This is one aspect of Bonsai I still do not understand.
Bonsai.enum
(module T)
~match_:tab
~with_:(function
 A >
let%arr change_tab = change_tab in
Vdom.Node.button
~attrs:[ Vdom.Attr.on_click (fun _ > change_tab T.C) ]
[ Vdom.Node.text "jump to c" ]
 B > Bonsai.const (Vdom.Node.text "why are you even here")
 C > Bonsai.const (Vdom.Node.text "hello!")))
In particular, my current understanding (no idea if this is correct) is that Bonsai somehow is ‘executing all branches’ and to prevent that, we need something like Bonsai.enum to only bother updating the visible tab.
Is the above intuition correct? If so, if there a write up somewhere of the mechanics of what is going on here (especially with respect to “bonsai executing all branches”) ?
Thanks!
Let’s say we have a dashboard with several pages. Each page is a large and complicated computation, with a lot of data processing and a lot of produced Vdom.
The simple way to display one of the pages at a time would be something like:
let router path =
let%sub page1 = page1 in
let%sub page2 = page2 in
let%sub page3 = page3 in
let%sub not_found = not_found in
let%arr page1 = page1 and page2 = page2 and page3 = page3 and not_found = not_found and path = path in
match path with
 "/" > page1
 "/2" > page2
 "/third" > page3
 _ > not_found
This component will return the Vdom of one of the pages, as desired. However, it will compute the view for ALL of the pages. Bonsai’s enum
function (and match%sub
) allow you to only compute the path that is shown.
On a side note, Bonsai has a routing library so you don’t need to reinvent that from scratch.
Thanks!
I have a few followup questions.
Does this happen at the let%sub : 'a Computation.t > 'a Value.t
or the let%arr : 'a Value.t > 'a
line ?
 So Bonsai.enum is kind of like a ‘match’ right? Is there a Bonsai.### that is like an ‘if’ ? I’m looking for something that does:
bool Value.t > true_: Vdom.Node.t Value.t > false: Vdom.Node.t Value.t > Vdom.Node.t Computation.t
(or something like that)
I haven’t worked with the internals enough to answer with 100% confidence.
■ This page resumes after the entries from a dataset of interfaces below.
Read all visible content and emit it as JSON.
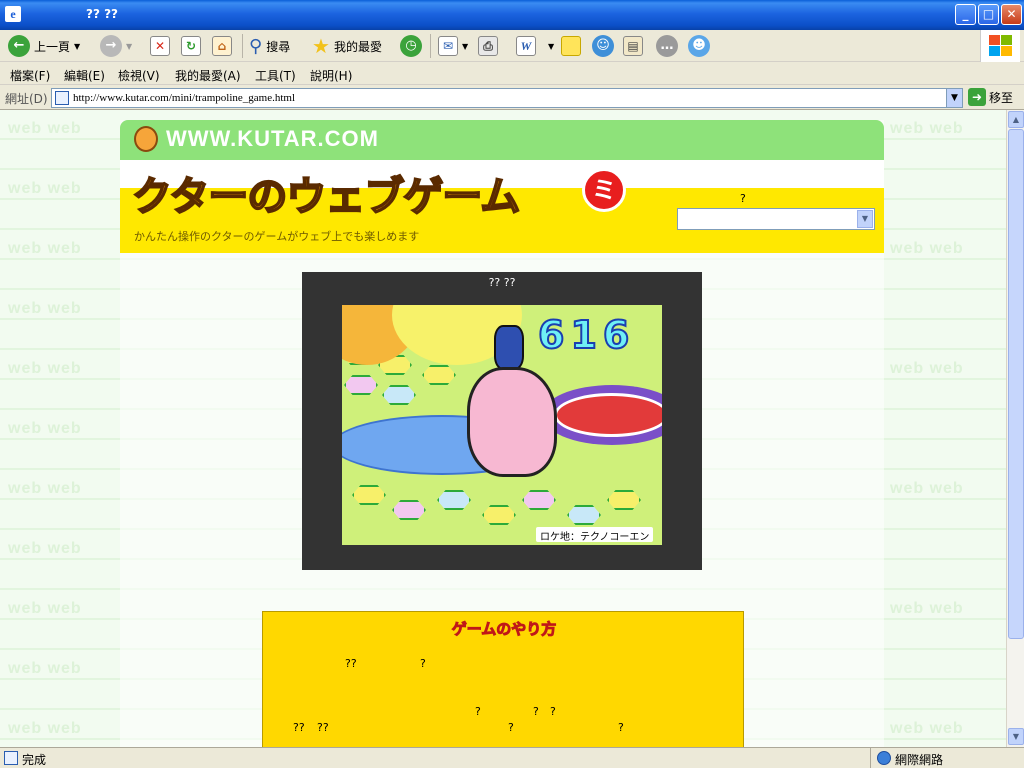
{
  "window": {
    "title": "?? ??",
    "minimize": "_",
    "maximize": "□",
    "close": "✕"
  },
  "toolbar": {
    "back_label": "上一頁",
    "search_label": "搜尋",
    "favorites_label": "我的最愛",
    "word_label": "W"
  },
  "menu": {
    "items": [
      "檔案(F)",
      "編輯(E)",
      "檢視(V)",
      "我的最愛(A)",
      "工具(T)",
      "說明(H)"
    ]
  },
  "address": {
    "label": "網址(D)",
    "url": "http://www.kutar.com/mini/trampoline_game.html",
    "go_label": "移至"
  },
  "site": {
    "header_url": "WWW.KUTAR.COM",
    "logo": "クターのウェブゲーム",
    "badge": "ミ",
    "tagline": "かんたん操作のクターのゲームがウェブ上でも楽しめます",
    "select_label": "?",
    "background_word": "web web"
  },
  "game": {
    "title": "?? ??",
    "score": "616",
    "location": "ロケ地：テクノコーエン"
  },
  "howto": {
    "title": "ゲームのやり方",
    "line1a": "??",
    "line1b": "?",
    "line2a": "?",
    "line2b": "?",
    "line2c": "?",
    "line3a": "??",
    "line3b": "??",
    "line3c": "?",
    "line3d": "?"
  },
  "status": {
    "text": "完成",
    "zone": "網際網路"
  }
}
That being said, I’m pretty sure that let%sub
calls “create” a new copy of the incrementally computed Value.t
(and are likely responsible for the cost of computing and caching it), and let%arr
just accesses the precomputed value.
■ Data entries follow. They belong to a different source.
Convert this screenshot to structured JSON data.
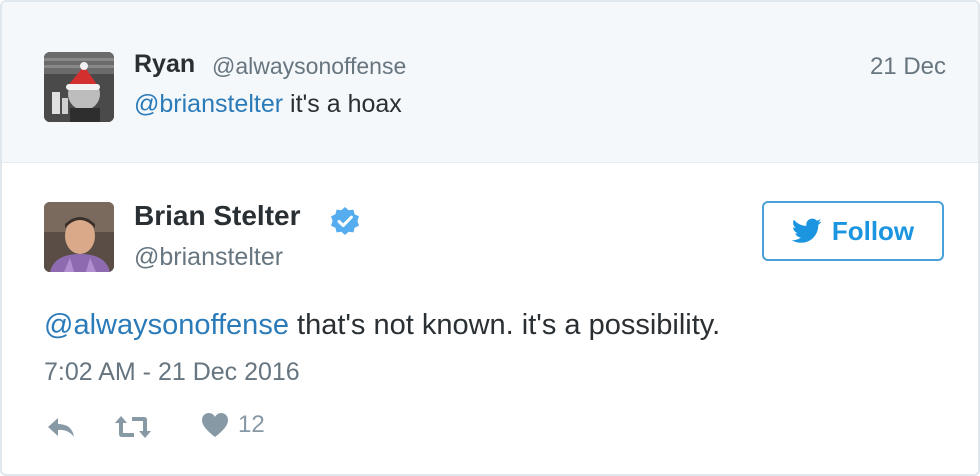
{
  "parent_tweet": {
    "display_name": "Ryan",
    "handle": "@alwaysonoffense",
    "date": "21 Dec",
    "mention": "@brianstelter",
    "text": " it's a hoax",
    "avatar_icon": "avatar-santa-hat-icon"
  },
  "tweet": {
    "display_name": "Brian Stelter",
    "verified": true,
    "handle": "@brianstelter",
    "follow_label": "Follow",
    "mention": "@alwaysonoffense",
    "text": " that's not known. it's a possibility.",
    "timestamp": "7:02 AM - 21 Dec 2016",
    "like_count": "12",
    "actions": [
      "reply-icon",
      "retweet-icon",
      "heart-icon"
    ],
    "avatar_icon": "avatar-photo-icon"
  },
  "colors": {
    "link": "#2b7bb9",
    "follow_blue": "#1b95e0",
    "verified_blue": "#55acee",
    "muted": "#66757f",
    "action_gray": "#8899a6"
  }
}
I highly recommend reading https://github.com/janestreet/bonsai/blob/master/docs/blogs/letsub.mdx
If I’m remembering my Bonsai history correctly, there used to be a Bonsai.if_
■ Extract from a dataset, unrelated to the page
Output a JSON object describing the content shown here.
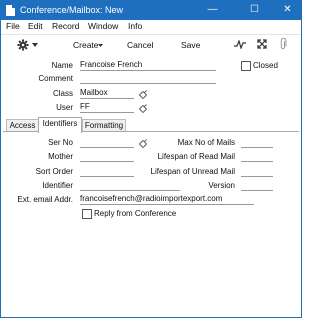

, which got deprecated in favor of the more general match%sub
. You could just pattern match on true/false.
What were your main take aways from that blog post? Mine were:

Recomputing things is bad.

Think of 'a Bonsai.Computation.t
as caching / memoization / only computing it once.

let%arr produces Computation.t ; let%map produces Value.t. Value.t recomputes. let%map bad.
Were there any other points to extract ?
 Instead of “recomputing”, I’d say “redundant recomputation”.
 With Bonsai’s current API, I think of
Computation.t
as a “blueprint” for an incremental computation, and of Value.t
as the actual incremental computation. let%sub
ing a Computation.t
multiple times will “create” multiple independent copies from the same blueprint.
Value.t
isn’t bad, and let%arr
ing multiple times from the same Value.t
is the mechanism for sharing work. Iirc, mapping on Value.t
isn’t the issue, mapping on Computation.t
is. But I’m not really sure, and would have to test that.
W.r.t. takeaways, I think that working through the simplified arithmetic DSL helped me understand what let%sub
and let%arr
actually do, and get an idea of what the implementation might be.
This is not a rhetorical question – I genuinely am confused about this. Is it the let%sub
or the creation of the 'a Computation.t
that creates the subgraph/node ?
In particular, consider :
let x: 'a Computation.t = ...
let%sub x1 = x in
let%sub x2 = x in
let%sub x3 = x in
Are “independent copies” being created here? If so, of what ?
To expand on this confusion a bit, this notion of “independent copy” and “caching / avoid recomputing” seem conflicting to me in the following way:
If we have an independent copy of something, say a subgraph, it seems, almost by definition, the computation is being dupliicated.